To bring a bit of light in a time of anxiety for so many, I thought to give away some prayer card sets for the healing deities, and thought the requirements of the giveaway would be to actually create prayers, artwork, or music to the healing deities from our various polytheistic traditions. It seemed fitting, and a lovely reminder that outbreaks may come and go, but our Gods endure.
With such a rich abundance of polytheistic traditions, we have so many deities traditionally associated with healing. Here’s just a few to inspire you: Alatevia, Apollo, Asklepios, The Aśvins, Aurboda, Bjord, Bleik, Blith, Brigid, Eeyeekalduk, Eir, Endovelicus, Frith, Hlif, Hlifthrasa, Hygeia, Isis, Ixtlilton, Mengloth, Odin, Osanyin, Salus, Sekhmet, Sirona, Sukunabhikona-no-Kami, Sunna, Thjodvara, Wong Tai Sin, Żywie, and so many more!
How to Enter:
draft a prayer, create a visual artwork, or compose a song to a healing deity from a polytheistic tradition
- post your entry below in the comments, or if you want to share it at your blog or preferred social media account just do so publicly on your chosen platform and place the link in the comments below.
Deadline: Enter by March 31, 11:59pm Eastern Daylight Savings Time.
Winners Receive 1 of the following Card Sets

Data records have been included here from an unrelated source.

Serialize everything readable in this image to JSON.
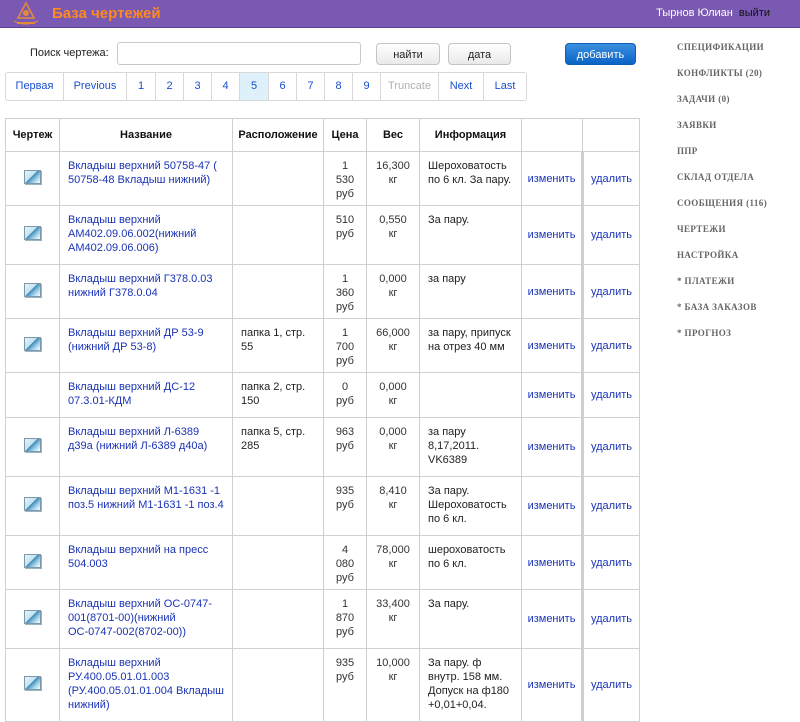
{
  "header": {
    "title": "База чертежей",
    "user_name": "Тырнов Юлиан",
    "logout": "выйти",
    "logo_color": "#e0893a"
  },
  "search": {
    "label": "Поиск чертежа:",
    "value": "",
    "placeholder": "",
    "find_label": "найти",
    "date_label": "дата",
    "add_label": "добавить"
  },
  "pagination": {
    "first": "Первая",
    "previous": "Previous",
    "pages": [
      "1",
      "2",
      "3",
      "4",
      "5",
      "6",
      "7",
      "8",
      "9"
    ],
    "active": "5",
    "truncate": "Truncate",
    "next": "Next",
    "last": "Last"
  },
  "table": {
    "headers": {
      "drawing": "Чертеж",
      "name": "Название",
      "location": "Расположение",
      "price": "Цена",
      "weight": "Вес",
      "info": "Информация"
    },
    "edit_label": "изменить",
    "delete_label": "удалить",
    "rows": [
      {
        "has_image": true,
        "name": "Вкладыш верхний 50758-47 ( 50758-48 Вкладыш нижний)",
        "location": "",
        "price": "1 530 руб",
        "weight": "16,300 кг",
        "info": "Шероховатость по 6 кл. За пару."
      },
      {
        "has_image": true,
        "name": "Вкладыш верхний АМ402.09.06.002(нижний АМ402.09.06.006)",
        "location": "",
        "price": "510 руб",
        "weight": "0,550 кг",
        "info": "За пару."
      },
      {
        "has_image": true,
        "name": "Вкладыш верхний Г378.0.03 нижний Г378.0.04",
        "location": "",
        "price": "1 360 руб",
        "weight": "0,000 кг",
        "info": "за пару"
      },
      {
        "has_image": true,
        "name": "Вкладыш верхний ДР 53-9 (нижний ДР 53-8)",
        "location": "папка 1, стр. 55",
        "price": "1 700 руб",
        "weight": "66,000 кг",
        "info": "за пару, припуск на отрез 40 мм"
      },
      {
        "has_image": false,
        "name": "Вкладыш верхний ДС-12 07.3.01-КДМ",
        "location": "папка 2, стр. 150",
        "price": "0 руб",
        "weight": "0,000 кг",
        "info": ""
      },
      {
        "has_image": true,
        "name": "Вкладыш верхний Л-6389 д39а (нижний Л-6389 д40а)",
        "location": "папка 5, стр. 285",
        "price": "963 руб",
        "weight": "0,000 кг",
        "info": "за пару 8,17,2011. VK6389"
      },
      {
        "has_image": true,
        "name": "Вкладыш верхний М1-1631 -1 поз.5 нижний М1-1631 -1 поз.4",
        "location": "",
        "price": "935 руб",
        "weight": "8,410 кг",
        "info": "За пару. Шероховатость по 6 кл."
      },
      {
        "has_image": true,
        "name": "Вкладыш верхний на пресс 504.003",
        "location": "",
        "price": "4 080 руб",
        "weight": "78,000 кг",
        "info": "шероховатость по 6 кл."
      },
      {
        "has_image": true,
        "name": "Вкладыш верхний ОС-0747-001(8701-00)(нижний ОС-0747-002(8702-00))",
        "location": "",
        "price": "1 870 руб",
        "weight": "33,400 кг",
        "info": "За пару."
      },
      {
        "has_image": true,
        "name": "Вкладыш верхний РУ.400.05.01.01.003 (РУ.400.05.01.01.004 Вкладыш нижний)",
        "location": "",
        "price": "935 руб",
        "weight": "10,000 кг",
        "info": "За пару. ф внутр. 158 мм. Допуск на ф180 +0,01+0,04."
      }
    ]
  },
  "sidenav": {
    "items": [
      "СПЕЦИФИКАЦИИ",
      "КОНФЛИКТЫ (20)",
      "ЗАДАЧИ (0)",
      "ЗАЯВКИ",
      "ППР",
      "СКЛАД ОТДЕЛА",
      "СООБЩЕНИЯ (116)",
      "ЧЕРТЕЖИ",
      "НАСТРОЙКА",
      "* ПЛАТЕЖИ",
      "* БАЗА ЗАКАЗОВ",
      "* ПРОГНОЗ"
    ]
  }
}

- Norse Healing Deities Prayer Card Set
- Featuring: Aurboda, Bjord, Bleik, Blith, Eir, Frith, Hlif, Hlifthrasa, Mengloth, and Thojdvara.
- Roman Healing Deities Prayer Card Set
- Featuring: Asclepius, Hygeia, Salus, and Panacea
- Healing Deities of the Sun Prayer Card Set
- Featuring: Apollo, Sunna
*I have variants for some of the deities in these card sets. So some deity images may differ than what is shown here in the final prize set.
Winners will be randomly selected from all valid entries. There will be at least 3 winners, but the more entries, the more winners, up to a final tally of 9 total winners.
Winners will be announced on the blog (krasskova.wordpress.com) by no later than April 6, 2020. Winners will have until April 22, 2020 11:59pm Eastern Daylight Savings Time to contact me from that announcement with their legal name and shipping address to claim their prize. Failure to do so, will result in a forfeited prize.
Open to worldwide participation. Please keep in mind that as borders close in response to Covid-19, delivery of items might be held up with any impacts upon domestic and international shipping systems.